Entries taken from a collection:
*** Begin section ***
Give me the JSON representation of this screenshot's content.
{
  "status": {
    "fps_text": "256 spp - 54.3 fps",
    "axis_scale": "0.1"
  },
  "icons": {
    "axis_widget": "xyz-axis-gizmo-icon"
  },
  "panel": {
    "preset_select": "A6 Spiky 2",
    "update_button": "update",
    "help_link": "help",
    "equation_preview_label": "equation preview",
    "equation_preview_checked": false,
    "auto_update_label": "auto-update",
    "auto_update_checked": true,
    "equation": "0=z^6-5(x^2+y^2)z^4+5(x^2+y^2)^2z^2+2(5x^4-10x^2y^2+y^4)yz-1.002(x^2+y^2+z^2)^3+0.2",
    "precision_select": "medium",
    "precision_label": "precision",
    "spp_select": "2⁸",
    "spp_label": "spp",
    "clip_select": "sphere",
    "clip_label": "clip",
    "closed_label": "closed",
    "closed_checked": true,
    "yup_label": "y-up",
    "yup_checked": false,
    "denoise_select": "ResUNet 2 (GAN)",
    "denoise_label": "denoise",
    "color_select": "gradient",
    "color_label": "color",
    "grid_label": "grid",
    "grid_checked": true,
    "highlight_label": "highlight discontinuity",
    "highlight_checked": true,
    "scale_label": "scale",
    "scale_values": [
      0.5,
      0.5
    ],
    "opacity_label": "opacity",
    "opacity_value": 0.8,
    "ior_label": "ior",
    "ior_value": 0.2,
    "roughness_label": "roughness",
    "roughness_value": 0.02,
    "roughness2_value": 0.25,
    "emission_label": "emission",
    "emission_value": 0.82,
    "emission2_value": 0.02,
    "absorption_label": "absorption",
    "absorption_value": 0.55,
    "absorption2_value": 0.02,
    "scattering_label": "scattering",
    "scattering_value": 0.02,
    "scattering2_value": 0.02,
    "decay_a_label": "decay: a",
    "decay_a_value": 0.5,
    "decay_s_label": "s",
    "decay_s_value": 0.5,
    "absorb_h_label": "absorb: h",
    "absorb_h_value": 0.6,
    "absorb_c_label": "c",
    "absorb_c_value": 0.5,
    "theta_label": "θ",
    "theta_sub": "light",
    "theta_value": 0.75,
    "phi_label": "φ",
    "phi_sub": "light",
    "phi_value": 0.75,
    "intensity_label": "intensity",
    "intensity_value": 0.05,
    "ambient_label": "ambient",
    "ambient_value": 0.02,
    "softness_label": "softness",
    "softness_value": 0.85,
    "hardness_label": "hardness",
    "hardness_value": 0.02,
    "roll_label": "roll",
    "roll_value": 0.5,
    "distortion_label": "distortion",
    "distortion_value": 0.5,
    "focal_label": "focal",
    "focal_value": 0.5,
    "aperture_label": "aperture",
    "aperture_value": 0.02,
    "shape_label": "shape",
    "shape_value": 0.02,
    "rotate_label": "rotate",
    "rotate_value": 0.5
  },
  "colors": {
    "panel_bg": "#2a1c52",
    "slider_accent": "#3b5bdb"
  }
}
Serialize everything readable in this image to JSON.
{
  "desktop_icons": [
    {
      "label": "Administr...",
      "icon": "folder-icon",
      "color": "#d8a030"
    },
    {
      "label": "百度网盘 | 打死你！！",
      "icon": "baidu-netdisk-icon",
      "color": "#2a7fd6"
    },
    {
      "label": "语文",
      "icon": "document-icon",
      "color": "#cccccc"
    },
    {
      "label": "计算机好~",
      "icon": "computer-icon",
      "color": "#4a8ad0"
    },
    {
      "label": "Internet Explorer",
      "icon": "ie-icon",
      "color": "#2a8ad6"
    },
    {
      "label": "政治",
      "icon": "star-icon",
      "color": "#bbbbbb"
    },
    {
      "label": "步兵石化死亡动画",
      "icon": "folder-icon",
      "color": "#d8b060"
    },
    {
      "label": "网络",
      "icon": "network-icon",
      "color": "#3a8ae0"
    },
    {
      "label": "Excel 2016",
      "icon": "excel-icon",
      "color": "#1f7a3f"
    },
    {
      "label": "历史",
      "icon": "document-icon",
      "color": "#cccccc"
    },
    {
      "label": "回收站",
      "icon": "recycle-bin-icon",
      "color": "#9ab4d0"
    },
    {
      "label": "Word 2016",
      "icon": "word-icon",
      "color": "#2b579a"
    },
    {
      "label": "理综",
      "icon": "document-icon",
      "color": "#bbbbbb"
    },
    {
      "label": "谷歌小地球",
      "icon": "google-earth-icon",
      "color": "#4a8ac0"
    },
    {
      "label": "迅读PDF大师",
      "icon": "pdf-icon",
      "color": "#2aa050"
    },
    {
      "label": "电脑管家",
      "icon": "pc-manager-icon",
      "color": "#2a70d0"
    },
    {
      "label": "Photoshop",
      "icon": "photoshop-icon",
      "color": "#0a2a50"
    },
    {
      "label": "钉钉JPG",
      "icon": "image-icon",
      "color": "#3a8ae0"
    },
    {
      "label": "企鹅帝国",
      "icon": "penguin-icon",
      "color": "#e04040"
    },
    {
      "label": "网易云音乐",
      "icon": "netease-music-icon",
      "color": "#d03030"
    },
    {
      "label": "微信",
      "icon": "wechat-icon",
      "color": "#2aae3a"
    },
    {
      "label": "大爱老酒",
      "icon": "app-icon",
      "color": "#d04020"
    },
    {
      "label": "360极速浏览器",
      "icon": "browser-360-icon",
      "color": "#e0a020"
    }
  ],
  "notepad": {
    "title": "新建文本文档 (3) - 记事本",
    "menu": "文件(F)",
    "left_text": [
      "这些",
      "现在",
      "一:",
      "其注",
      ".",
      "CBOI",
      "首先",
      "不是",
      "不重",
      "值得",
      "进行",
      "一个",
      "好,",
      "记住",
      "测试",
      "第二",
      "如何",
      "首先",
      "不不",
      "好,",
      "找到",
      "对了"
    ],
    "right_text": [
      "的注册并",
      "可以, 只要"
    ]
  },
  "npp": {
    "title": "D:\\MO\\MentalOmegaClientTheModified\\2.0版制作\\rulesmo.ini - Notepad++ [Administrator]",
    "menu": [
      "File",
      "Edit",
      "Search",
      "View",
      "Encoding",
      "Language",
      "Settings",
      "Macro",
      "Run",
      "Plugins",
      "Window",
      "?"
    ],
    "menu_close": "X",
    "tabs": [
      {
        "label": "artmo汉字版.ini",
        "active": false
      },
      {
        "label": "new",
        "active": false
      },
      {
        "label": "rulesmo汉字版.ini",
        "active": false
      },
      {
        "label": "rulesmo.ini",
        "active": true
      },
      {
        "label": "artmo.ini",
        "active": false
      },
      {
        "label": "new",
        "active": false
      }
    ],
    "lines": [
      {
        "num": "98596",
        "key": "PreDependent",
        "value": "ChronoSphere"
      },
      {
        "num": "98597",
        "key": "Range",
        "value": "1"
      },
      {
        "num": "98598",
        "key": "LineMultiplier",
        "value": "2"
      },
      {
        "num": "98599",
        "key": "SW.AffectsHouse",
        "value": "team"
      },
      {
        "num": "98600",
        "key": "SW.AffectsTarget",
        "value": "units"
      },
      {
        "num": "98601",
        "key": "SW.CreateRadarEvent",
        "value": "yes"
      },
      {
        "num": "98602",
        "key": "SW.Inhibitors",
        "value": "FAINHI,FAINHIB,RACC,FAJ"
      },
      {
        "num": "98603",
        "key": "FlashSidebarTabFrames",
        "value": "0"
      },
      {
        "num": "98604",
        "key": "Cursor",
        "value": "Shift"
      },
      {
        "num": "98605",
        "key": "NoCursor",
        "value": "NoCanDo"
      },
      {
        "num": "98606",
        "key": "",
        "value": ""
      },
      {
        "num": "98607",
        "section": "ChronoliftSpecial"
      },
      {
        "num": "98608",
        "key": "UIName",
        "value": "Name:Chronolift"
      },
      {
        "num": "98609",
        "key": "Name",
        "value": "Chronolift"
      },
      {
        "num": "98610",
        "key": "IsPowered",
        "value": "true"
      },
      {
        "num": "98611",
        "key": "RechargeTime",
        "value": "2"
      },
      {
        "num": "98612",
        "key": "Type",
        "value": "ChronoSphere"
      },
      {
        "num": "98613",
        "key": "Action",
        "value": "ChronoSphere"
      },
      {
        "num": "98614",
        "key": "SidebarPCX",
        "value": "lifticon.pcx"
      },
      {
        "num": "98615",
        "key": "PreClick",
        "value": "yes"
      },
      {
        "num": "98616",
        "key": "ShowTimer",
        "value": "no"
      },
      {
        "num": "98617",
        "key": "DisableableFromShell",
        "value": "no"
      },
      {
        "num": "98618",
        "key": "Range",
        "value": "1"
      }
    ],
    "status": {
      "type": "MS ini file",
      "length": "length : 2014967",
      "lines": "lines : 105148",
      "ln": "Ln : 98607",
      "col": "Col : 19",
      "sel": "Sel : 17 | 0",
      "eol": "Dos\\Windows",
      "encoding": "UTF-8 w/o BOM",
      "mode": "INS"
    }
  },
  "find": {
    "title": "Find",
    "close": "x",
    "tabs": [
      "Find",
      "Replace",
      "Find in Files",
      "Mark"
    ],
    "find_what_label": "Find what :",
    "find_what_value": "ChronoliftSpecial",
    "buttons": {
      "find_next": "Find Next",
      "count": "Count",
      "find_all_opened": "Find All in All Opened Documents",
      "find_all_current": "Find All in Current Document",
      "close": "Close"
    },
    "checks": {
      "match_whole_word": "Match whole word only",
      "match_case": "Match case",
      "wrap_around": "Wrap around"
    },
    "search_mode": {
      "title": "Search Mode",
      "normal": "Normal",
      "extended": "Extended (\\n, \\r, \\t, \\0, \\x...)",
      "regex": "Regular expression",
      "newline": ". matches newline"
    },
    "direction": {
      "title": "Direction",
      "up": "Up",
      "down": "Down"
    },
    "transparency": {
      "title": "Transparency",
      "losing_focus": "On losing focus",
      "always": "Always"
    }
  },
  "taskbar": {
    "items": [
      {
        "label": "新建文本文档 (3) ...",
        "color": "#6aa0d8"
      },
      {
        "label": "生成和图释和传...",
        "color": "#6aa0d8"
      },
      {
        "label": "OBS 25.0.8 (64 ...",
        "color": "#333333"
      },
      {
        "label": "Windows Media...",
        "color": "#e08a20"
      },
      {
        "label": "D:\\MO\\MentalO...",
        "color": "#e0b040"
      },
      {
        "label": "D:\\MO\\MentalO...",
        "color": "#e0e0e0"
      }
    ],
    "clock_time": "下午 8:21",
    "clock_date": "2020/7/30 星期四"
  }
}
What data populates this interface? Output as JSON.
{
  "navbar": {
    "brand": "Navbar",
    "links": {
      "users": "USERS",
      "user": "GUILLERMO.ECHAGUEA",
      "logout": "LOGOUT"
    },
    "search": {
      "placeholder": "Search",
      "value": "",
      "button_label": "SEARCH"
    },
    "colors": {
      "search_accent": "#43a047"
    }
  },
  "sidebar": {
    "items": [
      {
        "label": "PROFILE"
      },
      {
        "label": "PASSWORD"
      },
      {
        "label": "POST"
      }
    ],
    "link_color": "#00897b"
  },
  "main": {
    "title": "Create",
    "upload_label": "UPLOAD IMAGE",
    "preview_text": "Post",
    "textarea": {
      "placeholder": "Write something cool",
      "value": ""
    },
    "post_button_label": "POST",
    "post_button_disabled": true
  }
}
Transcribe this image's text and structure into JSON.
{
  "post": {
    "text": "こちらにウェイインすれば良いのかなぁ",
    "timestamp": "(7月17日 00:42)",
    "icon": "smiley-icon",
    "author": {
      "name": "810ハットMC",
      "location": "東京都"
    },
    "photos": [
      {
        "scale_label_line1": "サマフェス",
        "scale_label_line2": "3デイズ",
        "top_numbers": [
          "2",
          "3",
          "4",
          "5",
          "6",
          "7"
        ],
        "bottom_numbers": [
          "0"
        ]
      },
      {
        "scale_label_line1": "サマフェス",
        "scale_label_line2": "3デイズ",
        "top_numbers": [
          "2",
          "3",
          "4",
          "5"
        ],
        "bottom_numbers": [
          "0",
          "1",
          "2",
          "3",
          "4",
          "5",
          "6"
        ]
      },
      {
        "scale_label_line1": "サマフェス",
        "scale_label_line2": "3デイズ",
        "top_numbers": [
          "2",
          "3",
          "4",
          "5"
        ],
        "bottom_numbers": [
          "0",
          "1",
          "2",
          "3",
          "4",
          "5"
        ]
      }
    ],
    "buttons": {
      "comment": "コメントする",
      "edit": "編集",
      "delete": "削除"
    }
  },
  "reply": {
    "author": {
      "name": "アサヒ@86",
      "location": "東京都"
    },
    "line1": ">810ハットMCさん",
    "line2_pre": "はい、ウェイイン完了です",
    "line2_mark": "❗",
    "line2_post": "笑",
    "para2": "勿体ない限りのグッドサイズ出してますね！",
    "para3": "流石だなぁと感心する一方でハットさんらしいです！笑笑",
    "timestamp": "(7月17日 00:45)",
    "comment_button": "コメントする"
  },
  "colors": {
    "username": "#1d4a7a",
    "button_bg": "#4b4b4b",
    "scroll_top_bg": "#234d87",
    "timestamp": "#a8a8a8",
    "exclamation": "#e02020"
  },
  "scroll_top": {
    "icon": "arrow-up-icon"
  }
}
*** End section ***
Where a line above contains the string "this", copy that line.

Give me the JSON representation of this screenshot's content.
Serialize everything readable in this image to JSON.
What data populates this interface? Output as JSON.
Transcribe this image's text and structure into JSON.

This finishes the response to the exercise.